= TASK TO CARRY OUT =
Search the material for the string "Isometric", then return every line where it is found.

= RECORD SET =
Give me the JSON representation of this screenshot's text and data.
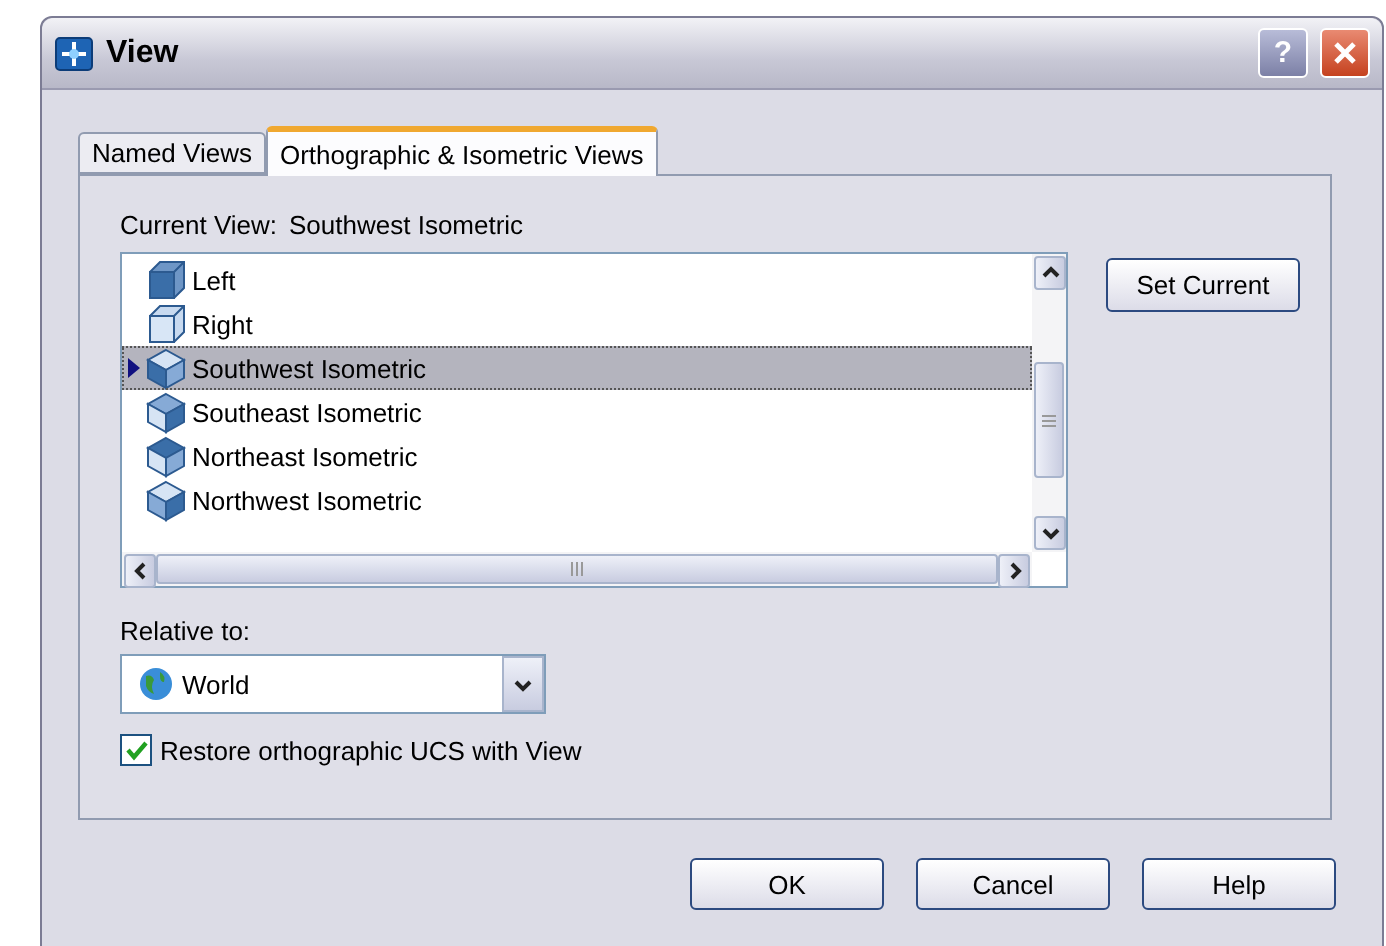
{
  "window": {
    "title": "View"
  },
  "title_buttons": [
    {
      "label": "?",
      "kind": "help"
    },
    {
      "kind": "close"
    }
  ],
  "tabs": [
    {
      "label": "Named Views",
      "selected": false
    },
    {
      "label": "Orthographic & Isometric Views",
      "selected": true
    }
  ],
  "current_view": {
    "label": "Current View:",
    "value": "Southwest Isometric"
  },
  "views": [
    {
      "name": "Left",
      "selected": false
    },
    {
      "name": "Right",
      "selected": false
    },
    {
      "name": "Southwest Isometric",
      "selected": true
    },
    {
      "name": "Southeast Isometric",
      "selected": false
    },
    {
      "name": "Northeast Isometric",
      "selected": false
    },
    {
      "name": "Northwest Isometric",
      "selected": false
    }
  ],
  "set_current_button": "Set Current",
  "relative_to": {
    "label": "Relative to:",
    "value": "World"
  },
  "restore_ucs": {
    "label": "Restore orthographic UCS with View",
    "checked": true
  },
  "buttons": [
    "OK",
    "Cancel",
    "Help"
  ]
}
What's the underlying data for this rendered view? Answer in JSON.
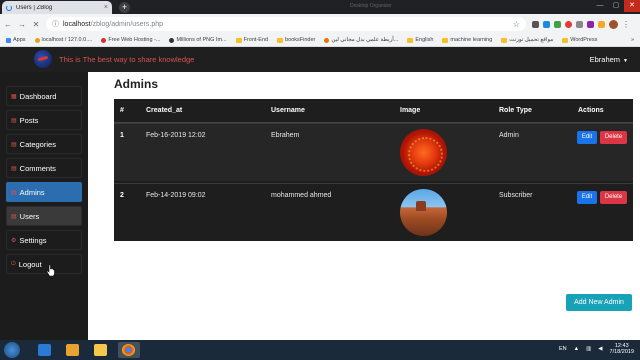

= OUTPUT FOR THIS EXERCISE =
      "label": "Orthographic & Isometric Views",
    "value": "Southwest Isometric"
      "name": "Southwest Isometric",
      "name": "Southeast Isometric",
      "name": "Northeast Isometric",
      "name": "Northwest Isometric",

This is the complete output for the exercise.